◆ **Data for processing**:
-- -- --

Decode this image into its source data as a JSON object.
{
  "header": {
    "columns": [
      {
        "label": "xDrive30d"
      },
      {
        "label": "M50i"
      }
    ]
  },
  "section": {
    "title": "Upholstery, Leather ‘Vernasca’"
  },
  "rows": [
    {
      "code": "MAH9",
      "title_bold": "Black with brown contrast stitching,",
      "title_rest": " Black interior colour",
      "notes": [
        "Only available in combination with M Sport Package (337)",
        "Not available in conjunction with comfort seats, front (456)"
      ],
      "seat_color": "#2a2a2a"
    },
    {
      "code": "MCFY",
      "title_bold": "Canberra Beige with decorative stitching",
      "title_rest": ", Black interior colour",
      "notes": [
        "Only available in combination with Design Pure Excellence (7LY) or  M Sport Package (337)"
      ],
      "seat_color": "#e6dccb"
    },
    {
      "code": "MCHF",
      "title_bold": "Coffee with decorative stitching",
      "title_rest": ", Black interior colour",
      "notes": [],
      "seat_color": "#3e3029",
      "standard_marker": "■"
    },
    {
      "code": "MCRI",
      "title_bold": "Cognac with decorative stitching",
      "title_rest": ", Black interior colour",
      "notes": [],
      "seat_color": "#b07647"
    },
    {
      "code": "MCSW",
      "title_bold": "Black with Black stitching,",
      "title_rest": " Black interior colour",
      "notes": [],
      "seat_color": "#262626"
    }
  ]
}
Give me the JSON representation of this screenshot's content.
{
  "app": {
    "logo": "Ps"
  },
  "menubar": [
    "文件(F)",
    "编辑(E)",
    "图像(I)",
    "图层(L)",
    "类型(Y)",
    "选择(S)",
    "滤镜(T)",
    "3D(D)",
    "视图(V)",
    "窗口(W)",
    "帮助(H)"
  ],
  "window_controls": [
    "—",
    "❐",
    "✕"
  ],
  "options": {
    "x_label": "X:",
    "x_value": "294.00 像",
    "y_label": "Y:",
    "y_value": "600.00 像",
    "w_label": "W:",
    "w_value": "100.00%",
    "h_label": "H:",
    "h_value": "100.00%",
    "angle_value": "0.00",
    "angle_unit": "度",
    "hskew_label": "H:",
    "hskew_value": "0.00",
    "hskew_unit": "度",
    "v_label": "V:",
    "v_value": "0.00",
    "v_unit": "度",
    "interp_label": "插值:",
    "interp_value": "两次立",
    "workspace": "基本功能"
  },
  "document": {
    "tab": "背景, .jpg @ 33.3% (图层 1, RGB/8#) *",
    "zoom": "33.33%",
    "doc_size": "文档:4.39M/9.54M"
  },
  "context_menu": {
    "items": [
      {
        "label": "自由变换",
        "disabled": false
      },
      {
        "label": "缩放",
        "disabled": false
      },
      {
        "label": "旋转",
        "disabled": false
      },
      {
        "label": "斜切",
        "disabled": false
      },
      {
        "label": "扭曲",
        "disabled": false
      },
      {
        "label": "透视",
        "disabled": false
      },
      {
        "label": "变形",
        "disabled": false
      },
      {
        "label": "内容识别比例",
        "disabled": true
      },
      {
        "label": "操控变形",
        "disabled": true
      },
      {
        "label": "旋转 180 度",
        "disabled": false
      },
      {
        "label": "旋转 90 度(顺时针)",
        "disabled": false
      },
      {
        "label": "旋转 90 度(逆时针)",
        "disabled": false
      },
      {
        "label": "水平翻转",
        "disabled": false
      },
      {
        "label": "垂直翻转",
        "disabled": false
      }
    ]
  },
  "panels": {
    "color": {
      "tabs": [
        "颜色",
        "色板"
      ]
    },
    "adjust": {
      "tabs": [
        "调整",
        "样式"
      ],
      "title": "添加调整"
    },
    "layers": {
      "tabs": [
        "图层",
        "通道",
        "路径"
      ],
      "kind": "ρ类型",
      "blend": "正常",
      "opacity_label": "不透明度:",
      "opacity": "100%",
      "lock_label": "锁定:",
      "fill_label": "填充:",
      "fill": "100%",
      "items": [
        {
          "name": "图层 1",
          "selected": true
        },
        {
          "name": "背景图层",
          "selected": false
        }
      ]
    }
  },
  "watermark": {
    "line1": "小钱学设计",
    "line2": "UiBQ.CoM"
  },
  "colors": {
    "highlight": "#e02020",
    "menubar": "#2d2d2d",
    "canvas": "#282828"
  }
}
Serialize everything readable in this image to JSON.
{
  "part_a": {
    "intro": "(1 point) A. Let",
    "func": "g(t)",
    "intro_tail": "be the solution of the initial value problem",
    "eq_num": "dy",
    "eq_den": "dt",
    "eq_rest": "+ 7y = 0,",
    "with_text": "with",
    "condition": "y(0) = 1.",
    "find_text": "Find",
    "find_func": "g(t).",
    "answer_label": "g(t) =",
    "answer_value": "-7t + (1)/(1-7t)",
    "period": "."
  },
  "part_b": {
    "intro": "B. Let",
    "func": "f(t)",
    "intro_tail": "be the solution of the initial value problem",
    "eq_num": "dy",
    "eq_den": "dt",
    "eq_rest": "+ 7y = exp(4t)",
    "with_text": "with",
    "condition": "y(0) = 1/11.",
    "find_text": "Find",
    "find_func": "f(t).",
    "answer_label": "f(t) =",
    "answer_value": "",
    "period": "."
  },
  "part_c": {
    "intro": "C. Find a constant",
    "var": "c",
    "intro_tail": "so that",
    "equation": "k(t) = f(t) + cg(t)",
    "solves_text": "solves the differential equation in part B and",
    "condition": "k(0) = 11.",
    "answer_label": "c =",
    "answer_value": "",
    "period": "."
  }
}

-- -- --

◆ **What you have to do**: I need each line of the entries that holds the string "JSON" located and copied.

◆ **Finished exercise**:
Decode this image into its source data as a JSON object.
Give me the JSON representation of this screenshot's content.
Serialize everything readable in this image to JSON.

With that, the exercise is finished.